-- Source data --

= Beginning of Section =

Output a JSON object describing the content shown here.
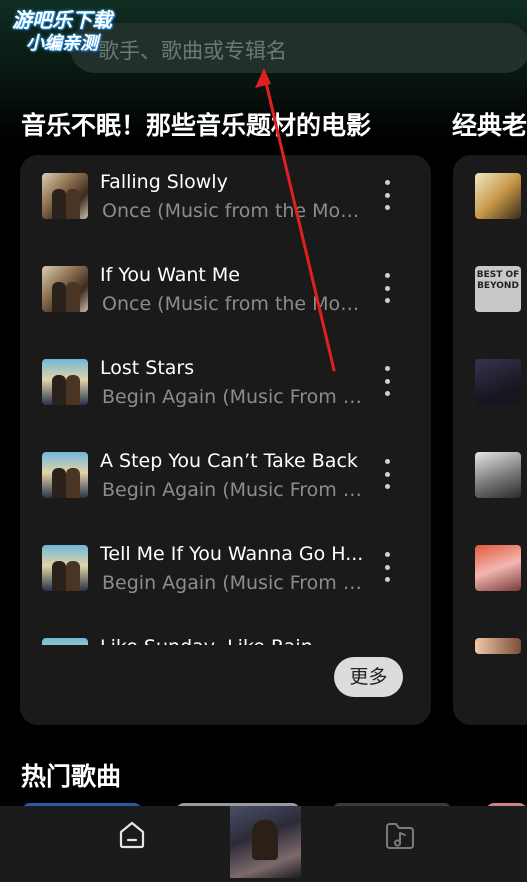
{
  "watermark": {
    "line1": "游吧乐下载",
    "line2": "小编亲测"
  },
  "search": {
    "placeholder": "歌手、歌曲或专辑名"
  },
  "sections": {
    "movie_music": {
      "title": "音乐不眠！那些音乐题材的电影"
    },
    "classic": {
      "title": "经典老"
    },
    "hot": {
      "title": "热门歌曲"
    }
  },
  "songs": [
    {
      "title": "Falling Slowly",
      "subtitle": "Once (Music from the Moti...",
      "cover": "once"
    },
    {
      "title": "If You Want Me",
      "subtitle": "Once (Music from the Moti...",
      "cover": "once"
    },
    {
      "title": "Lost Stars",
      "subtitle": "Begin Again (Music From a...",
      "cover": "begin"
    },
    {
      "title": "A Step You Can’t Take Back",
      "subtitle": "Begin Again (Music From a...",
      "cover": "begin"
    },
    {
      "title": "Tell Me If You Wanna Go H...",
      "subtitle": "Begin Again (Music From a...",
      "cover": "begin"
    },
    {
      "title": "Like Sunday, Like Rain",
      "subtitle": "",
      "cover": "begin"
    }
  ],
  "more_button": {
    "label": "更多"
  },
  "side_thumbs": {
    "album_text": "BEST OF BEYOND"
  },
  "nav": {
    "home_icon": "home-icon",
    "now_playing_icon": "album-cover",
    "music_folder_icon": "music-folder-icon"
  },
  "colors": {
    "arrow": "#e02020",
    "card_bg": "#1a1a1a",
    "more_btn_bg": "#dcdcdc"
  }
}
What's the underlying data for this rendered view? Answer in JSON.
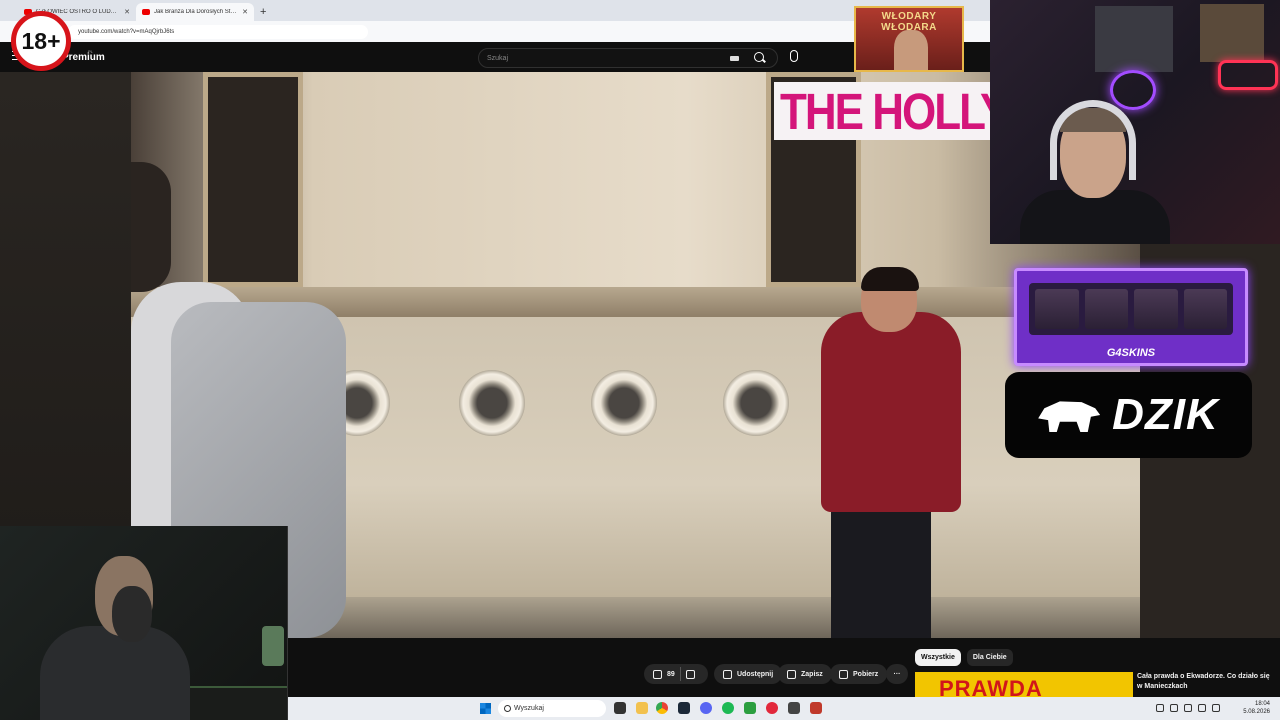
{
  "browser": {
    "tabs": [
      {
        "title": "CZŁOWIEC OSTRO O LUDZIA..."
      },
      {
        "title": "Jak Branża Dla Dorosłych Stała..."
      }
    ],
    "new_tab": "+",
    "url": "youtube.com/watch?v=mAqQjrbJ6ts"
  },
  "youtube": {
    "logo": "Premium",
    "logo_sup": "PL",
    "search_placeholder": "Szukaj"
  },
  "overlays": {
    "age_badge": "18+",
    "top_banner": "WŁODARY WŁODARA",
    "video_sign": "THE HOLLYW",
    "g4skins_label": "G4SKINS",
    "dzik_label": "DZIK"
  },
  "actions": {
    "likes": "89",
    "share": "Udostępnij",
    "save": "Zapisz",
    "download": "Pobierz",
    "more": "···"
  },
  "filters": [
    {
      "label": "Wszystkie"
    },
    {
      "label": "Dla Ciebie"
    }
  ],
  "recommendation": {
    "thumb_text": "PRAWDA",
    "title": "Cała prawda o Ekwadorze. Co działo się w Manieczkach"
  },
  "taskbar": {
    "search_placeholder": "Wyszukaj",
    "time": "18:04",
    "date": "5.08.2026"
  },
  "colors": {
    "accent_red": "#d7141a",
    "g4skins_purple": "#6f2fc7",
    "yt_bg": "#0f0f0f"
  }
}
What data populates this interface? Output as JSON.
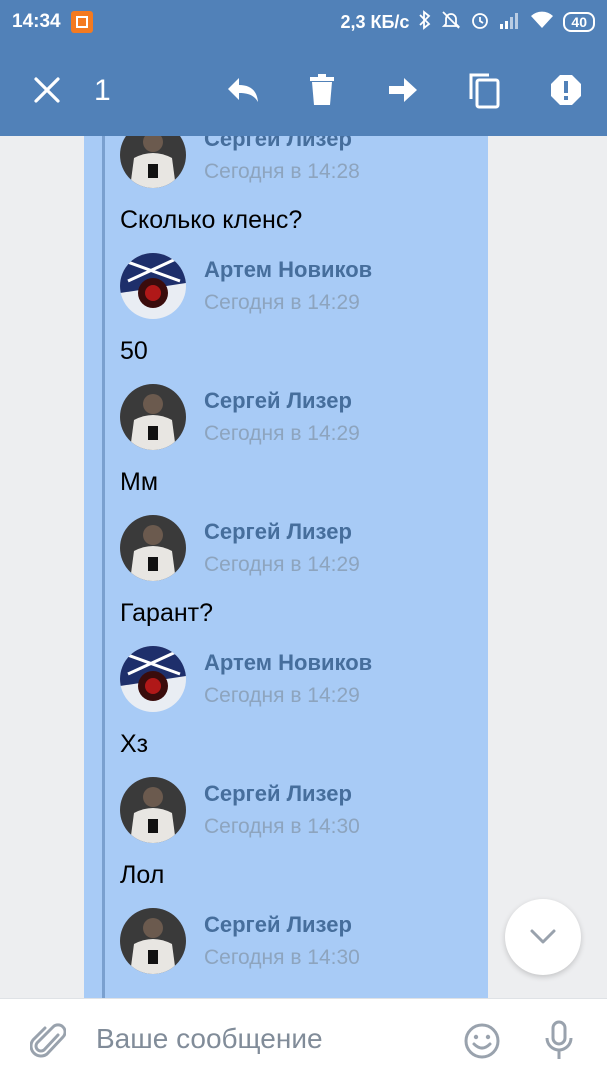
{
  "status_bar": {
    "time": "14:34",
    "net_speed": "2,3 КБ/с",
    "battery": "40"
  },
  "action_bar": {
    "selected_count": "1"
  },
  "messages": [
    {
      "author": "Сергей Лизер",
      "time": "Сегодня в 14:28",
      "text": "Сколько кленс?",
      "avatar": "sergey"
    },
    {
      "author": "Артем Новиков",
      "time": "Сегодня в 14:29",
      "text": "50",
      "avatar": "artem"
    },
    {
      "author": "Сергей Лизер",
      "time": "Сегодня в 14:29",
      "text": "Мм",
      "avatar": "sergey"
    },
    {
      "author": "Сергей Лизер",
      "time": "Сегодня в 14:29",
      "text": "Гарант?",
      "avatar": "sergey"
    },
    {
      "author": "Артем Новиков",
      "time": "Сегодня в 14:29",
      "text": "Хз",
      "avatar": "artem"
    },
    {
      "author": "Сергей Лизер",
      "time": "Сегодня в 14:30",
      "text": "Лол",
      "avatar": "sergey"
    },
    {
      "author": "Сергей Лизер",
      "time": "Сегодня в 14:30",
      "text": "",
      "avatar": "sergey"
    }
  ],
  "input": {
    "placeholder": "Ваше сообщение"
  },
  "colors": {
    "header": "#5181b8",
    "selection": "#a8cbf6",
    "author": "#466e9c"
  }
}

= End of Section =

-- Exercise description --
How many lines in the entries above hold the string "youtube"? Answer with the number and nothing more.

-- Response area --
2